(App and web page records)
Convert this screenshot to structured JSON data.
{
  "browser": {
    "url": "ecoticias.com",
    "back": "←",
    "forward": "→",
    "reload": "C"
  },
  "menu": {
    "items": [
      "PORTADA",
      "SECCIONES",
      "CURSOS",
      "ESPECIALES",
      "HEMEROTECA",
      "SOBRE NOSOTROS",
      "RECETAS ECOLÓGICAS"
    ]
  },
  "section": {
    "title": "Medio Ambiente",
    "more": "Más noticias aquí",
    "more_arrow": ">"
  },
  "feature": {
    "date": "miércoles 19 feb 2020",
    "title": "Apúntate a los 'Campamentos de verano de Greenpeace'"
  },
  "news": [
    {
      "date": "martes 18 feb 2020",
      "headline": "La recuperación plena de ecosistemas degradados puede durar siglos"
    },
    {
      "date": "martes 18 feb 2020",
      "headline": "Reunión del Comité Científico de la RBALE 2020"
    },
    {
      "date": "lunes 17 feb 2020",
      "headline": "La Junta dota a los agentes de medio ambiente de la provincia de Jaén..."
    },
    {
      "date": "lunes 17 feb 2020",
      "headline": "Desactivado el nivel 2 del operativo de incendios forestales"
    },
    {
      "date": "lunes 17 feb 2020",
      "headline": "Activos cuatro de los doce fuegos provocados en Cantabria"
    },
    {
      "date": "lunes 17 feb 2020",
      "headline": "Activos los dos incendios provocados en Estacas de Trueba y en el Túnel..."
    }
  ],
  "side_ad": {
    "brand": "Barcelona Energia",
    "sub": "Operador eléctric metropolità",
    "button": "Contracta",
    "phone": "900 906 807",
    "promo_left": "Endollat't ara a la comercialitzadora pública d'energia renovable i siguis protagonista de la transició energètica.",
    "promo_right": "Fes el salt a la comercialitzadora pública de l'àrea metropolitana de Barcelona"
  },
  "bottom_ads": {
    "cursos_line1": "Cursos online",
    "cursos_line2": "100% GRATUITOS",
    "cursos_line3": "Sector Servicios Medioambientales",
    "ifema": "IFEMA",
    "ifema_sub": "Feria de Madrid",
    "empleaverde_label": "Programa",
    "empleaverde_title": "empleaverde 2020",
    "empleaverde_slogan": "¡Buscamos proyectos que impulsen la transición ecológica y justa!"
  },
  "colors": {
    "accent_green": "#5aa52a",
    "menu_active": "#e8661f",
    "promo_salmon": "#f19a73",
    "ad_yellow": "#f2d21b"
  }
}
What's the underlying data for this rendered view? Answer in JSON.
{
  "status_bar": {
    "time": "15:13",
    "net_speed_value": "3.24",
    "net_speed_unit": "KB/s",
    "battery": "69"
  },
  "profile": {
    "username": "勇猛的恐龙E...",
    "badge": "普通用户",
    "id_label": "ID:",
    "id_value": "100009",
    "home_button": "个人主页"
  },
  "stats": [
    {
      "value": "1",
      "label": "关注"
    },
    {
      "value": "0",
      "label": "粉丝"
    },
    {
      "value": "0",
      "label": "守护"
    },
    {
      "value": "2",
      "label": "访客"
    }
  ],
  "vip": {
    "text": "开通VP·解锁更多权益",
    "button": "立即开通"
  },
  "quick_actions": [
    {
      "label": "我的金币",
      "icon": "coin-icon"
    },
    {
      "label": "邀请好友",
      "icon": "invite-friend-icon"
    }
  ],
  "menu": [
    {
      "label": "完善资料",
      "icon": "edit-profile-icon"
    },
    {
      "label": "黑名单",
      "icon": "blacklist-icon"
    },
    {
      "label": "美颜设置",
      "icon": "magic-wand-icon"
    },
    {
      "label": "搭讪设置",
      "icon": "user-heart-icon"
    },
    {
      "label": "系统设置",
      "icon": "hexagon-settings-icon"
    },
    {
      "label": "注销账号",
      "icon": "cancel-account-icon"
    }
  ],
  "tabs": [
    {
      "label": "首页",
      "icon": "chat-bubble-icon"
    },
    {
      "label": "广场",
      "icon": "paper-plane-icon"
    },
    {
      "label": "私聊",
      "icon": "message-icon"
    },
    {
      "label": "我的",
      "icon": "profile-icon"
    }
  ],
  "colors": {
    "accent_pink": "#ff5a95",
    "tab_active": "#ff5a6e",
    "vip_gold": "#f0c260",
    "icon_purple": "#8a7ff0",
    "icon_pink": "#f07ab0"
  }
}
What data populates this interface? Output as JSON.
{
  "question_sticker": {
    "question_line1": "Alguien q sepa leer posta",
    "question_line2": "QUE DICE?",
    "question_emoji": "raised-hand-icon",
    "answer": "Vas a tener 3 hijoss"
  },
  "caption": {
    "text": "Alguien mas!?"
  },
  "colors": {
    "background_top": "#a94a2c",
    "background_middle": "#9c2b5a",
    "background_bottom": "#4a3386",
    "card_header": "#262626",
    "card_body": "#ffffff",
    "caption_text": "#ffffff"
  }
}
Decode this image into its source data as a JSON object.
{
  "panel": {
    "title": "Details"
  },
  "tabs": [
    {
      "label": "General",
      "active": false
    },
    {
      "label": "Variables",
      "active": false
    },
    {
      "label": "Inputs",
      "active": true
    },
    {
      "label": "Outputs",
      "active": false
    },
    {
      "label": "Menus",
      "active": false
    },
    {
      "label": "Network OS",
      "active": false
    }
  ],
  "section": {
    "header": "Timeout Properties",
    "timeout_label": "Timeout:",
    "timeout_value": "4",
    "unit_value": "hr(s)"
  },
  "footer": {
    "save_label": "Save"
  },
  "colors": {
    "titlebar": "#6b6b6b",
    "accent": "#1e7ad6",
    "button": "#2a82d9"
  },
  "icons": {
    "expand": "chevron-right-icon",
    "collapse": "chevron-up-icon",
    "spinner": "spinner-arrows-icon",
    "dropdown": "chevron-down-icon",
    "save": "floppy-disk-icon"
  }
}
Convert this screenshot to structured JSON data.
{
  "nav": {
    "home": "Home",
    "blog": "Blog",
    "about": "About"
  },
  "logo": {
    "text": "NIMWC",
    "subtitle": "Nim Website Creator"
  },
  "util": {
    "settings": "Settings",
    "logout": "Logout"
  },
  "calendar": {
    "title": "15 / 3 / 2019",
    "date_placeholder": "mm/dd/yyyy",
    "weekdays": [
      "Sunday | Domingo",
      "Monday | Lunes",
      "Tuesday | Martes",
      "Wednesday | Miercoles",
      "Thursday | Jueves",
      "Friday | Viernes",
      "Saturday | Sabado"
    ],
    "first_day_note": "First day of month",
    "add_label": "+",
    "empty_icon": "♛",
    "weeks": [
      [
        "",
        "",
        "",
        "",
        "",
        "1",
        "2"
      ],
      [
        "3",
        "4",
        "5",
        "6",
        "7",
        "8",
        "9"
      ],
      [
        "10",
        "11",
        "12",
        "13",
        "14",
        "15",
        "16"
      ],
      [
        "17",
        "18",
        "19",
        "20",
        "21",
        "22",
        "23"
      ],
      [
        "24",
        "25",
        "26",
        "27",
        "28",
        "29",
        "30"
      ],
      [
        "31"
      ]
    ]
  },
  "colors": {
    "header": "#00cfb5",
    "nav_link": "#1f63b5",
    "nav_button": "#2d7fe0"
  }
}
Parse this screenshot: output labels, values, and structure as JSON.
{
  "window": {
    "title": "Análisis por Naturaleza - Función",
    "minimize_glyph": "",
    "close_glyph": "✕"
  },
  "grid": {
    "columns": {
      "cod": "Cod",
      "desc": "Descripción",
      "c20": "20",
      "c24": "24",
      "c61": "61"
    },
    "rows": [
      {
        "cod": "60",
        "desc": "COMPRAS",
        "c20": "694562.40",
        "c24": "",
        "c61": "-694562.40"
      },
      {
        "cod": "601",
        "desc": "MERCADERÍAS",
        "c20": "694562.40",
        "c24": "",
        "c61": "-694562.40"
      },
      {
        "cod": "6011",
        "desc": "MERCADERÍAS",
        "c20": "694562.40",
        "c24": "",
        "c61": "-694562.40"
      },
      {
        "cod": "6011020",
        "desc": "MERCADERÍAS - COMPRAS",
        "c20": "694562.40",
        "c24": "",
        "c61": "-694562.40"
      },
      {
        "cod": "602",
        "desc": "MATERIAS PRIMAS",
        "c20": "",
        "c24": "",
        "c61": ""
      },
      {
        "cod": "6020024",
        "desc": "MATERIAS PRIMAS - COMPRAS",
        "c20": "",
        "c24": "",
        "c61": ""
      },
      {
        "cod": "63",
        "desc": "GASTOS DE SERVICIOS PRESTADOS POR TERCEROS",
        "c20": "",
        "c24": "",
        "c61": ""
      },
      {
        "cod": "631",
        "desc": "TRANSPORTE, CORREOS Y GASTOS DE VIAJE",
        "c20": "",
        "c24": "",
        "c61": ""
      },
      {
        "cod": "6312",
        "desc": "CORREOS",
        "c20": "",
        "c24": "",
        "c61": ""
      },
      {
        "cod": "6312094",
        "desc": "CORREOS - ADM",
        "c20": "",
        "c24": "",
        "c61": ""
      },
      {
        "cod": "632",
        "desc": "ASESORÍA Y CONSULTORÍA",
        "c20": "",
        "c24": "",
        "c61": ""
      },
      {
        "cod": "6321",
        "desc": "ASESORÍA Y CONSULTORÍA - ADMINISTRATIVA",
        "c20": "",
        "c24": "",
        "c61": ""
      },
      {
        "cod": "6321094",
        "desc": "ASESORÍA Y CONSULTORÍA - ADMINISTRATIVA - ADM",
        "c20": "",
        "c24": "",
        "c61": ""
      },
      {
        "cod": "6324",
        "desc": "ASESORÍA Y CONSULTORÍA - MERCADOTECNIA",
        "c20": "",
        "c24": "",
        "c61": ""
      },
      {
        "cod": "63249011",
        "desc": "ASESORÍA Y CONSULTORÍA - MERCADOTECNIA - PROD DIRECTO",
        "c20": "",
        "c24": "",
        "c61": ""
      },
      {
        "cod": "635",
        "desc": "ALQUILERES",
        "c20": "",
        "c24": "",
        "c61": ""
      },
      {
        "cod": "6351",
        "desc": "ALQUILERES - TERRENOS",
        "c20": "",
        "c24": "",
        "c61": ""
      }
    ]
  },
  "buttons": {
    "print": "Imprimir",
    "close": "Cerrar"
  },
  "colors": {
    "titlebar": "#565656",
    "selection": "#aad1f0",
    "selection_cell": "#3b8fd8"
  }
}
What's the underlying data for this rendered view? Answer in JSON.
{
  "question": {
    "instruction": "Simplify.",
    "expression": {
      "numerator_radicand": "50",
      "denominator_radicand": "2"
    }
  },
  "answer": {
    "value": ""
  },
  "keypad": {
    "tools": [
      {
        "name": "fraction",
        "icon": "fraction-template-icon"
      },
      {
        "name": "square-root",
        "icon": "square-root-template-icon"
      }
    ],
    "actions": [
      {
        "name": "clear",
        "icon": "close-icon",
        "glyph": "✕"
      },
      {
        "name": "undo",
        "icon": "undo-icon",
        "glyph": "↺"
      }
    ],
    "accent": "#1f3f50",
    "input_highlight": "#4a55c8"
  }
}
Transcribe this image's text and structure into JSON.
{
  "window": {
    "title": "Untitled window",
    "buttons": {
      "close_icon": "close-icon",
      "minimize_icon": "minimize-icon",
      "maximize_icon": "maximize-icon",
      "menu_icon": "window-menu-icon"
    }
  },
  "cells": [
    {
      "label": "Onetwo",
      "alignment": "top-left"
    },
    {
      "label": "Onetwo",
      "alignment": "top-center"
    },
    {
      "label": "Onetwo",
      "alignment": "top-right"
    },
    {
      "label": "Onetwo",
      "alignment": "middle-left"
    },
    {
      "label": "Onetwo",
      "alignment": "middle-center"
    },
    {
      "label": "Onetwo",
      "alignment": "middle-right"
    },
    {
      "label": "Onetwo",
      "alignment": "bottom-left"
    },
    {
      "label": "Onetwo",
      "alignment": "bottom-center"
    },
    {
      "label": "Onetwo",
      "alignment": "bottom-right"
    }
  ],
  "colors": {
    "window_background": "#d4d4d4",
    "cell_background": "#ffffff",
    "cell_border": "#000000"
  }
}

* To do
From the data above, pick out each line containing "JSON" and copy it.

* Answer section
Convert this screenshot to structured JSON data.
What's the underlying data for this rendered view? Answer in JSON.
What data populates this interface? Output as JSON.
Decode this image into its source data as a JSON object.
Convert this screenshot to structured JSON data.
Parse this screenshot: output labels, values, and structure as JSON.
What's the underlying data for this rendered view? Answer in JSON.
Transcribe this image's text and structure into JSON.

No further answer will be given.